- Task item -
Return all of the following entries as written, but without the images.

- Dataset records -
********

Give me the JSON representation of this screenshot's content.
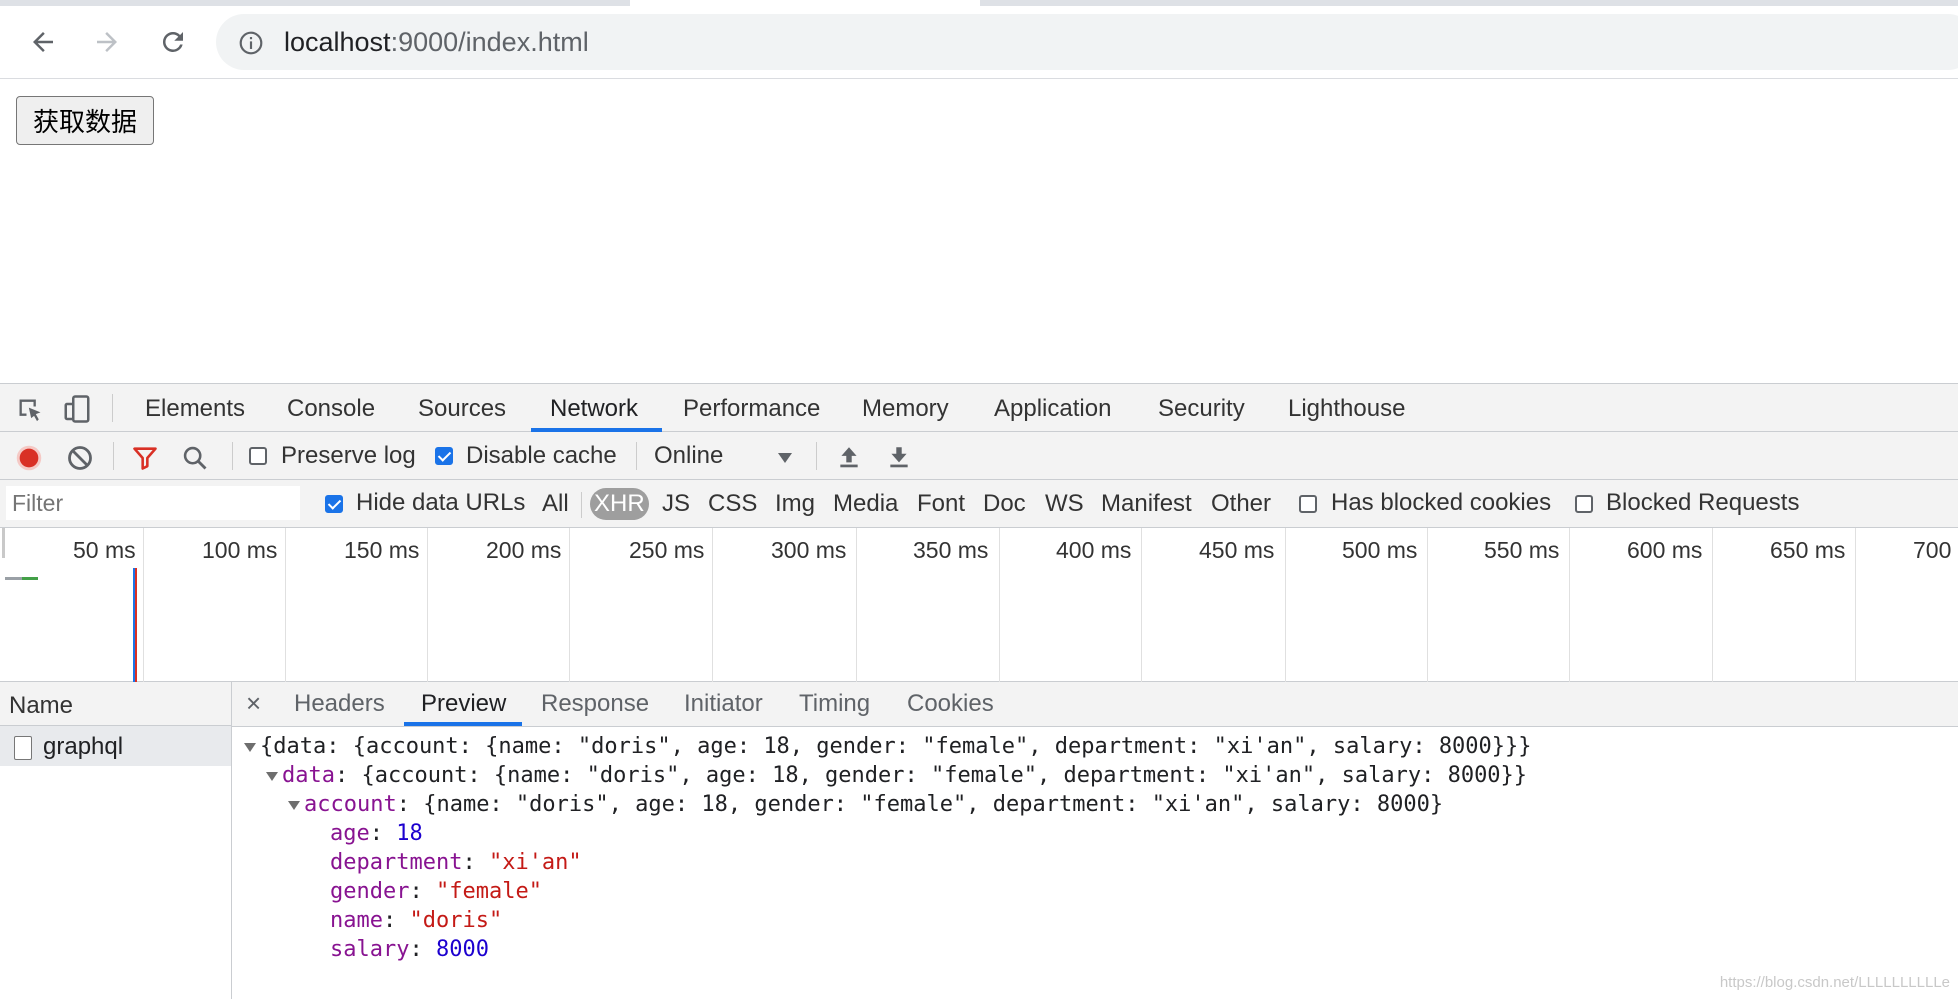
{
  "browser": {
    "url_host": "localhost",
    "url_rest": ":9000/index.html",
    "icons": [
      "back-arrow",
      "forward-arrow",
      "reload",
      "info-circle"
    ]
  },
  "page": {
    "fetch_button": "获取数据"
  },
  "devtools": {
    "tabs": [
      "Elements",
      "Console",
      "Sources",
      "Network",
      "Performance",
      "Memory",
      "Application",
      "Security",
      "Lighthouse"
    ],
    "active_tab": "Network",
    "network_toolbar": {
      "preserve_log": "Preserve log",
      "preserve_log_checked": false,
      "disable_cache": "Disable cache",
      "disable_cache_checked": true,
      "throttle": "Online"
    },
    "filter_bar": {
      "filter_placeholder": "Filter",
      "hide_data_urls": "Hide data URLs",
      "hide_data_urls_checked": true,
      "types": [
        "All",
        "XHR",
        "JS",
        "CSS",
        "Img",
        "Media",
        "Font",
        "Doc",
        "WS",
        "Manifest",
        "Other"
      ],
      "active_type": "XHR",
      "has_blocked_cookies": "Has blocked cookies",
      "blocked_requests": "Blocked Requests"
    },
    "timeline_ticks": [
      "50 ms",
      "100 ms",
      "150 ms",
      "200 ms",
      "250 ms",
      "300 ms",
      "350 ms",
      "400 ms",
      "450 ms",
      "500 ms",
      "550 ms",
      "600 ms",
      "650 ms",
      "700"
    ],
    "requests": {
      "header": "Name",
      "items": [
        "graphql"
      ]
    },
    "detail": {
      "close": "×",
      "tabs": [
        "Headers",
        "Preview",
        "Response",
        "Initiator",
        "Timing",
        "Cookies"
      ],
      "active_tab": "Preview"
    },
    "preview": {
      "root_summary": "{data: {account: {name: \"doris\", age: 18, gender: \"female\", department: \"xi'an\", salary: 8000}}}",
      "data_key": "data",
      "data_summary": ": {account: {name: \"doris\", age: 18, gender: \"female\", department: \"xi'an\", salary: 8000}}",
      "account_key": "account",
      "account_summary": ": {name: \"doris\", age: 18, gender: \"female\", department: \"xi'an\", salary: 8000}",
      "fields": [
        {
          "key": "age",
          "value": "18",
          "kind": "num"
        },
        {
          "key": "department",
          "value": "\"xi'an\"",
          "kind": "str"
        },
        {
          "key": "gender",
          "value": "\"female\"",
          "kind": "str"
        },
        {
          "key": "name",
          "value": "\"doris\"",
          "kind": "str"
        },
        {
          "key": "salary",
          "value": "8000",
          "kind": "num"
        }
      ]
    },
    "watermark": "https://blog.csdn.net/LLLLLLLLLLe"
  }
}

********

- Task answer -
Give me the JSON representation of this screenshot's content.
{
  "browser": {
    "url_host": "localhost",
    "url_rest": ":9000/index.html",
    "icons": [
      "back-arrow",
      "forward-arrow",
      "reload",
      "info-circle"
    ]
  },
  "page": {
    "fetch_button": "获取数据"
  },
  "devtools": {
    "tabs": [
      "Elements",
      "Console",
      "Sources",
      "Network",
      "Performance",
      "Memory",
      "Application",
      "Security",
      "Lighthouse"
    ],
    "active_tab": "Network",
    "network_toolbar": {
      "preserve_log": "Preserve log",
      "preserve_log_checked": false,
      "disable_cache": "Disable cache",
      "disable_cache_checked": true,
      "throttle": "Online"
    },
    "filter_bar": {
      "filter_placeholder": "Filter",
      "hide_data_urls": "Hide data URLs",
      "hide_data_urls_checked": true,
      "types": [
        "All",
        "XHR",
        "JS",
        "CSS",
        "Img",
        "Media",
        "Font",
        "Doc",
        "WS",
        "Manifest",
        "Other"
      ],
      "active_type": "XHR",
      "has_blocked_cookies": "Has blocked cookies",
      "blocked_requests": "Blocked Requests"
    },
    "timeline_ticks": [
      "50 ms",
      "100 ms",
      "150 ms",
      "200 ms",
      "250 ms",
      "300 ms",
      "350 ms",
      "400 ms",
      "450 ms",
      "500 ms",
      "550 ms",
      "600 ms",
      "650 ms",
      "700"
    ],
    "requests": {
      "header": "Name",
      "items": [
        "graphql"
      ]
    },
    "detail": {
      "close": "×",
      "tabs": [
        "Headers",
        "Preview",
        "Response",
        "Initiator",
        "Timing",
        "Cookies"
      ],
      "active_tab": "Preview"
    },
    "preview": {
      "root_summary": "{data: {account: {name: \"doris\", age: 18, gender: \"female\", department: \"xi'an\", salary: 8000}}}",
      "data_key": "data",
      "data_summary": ": {account: {name: \"doris\", age: 18, gender: \"female\", department: \"xi'an\", salary: 8000}}",
      "account_key": "account",
      "account_summary": ": {name: \"doris\", age: 18, gender: \"female\", department: \"xi'an\", salary: 8000}",
      "fields": [
        {
          "key": "age",
          "value": "18",
          "kind": "num"
        },
        {
          "key": "department",
          "value": "\"xi'an\"",
          "kind": "str"
        },
        {
          "key": "gender",
          "value": "\"female\"",
          "kind": "str"
        },
        {
          "key": "name",
          "value": "\"doris\"",
          "kind": "str"
        },
        {
          "key": "salary",
          "value": "8000",
          "kind": "num"
        }
      ]
    },
    "watermark": "https://blog.csdn.net/LLLLLLLLLLe"
  }
}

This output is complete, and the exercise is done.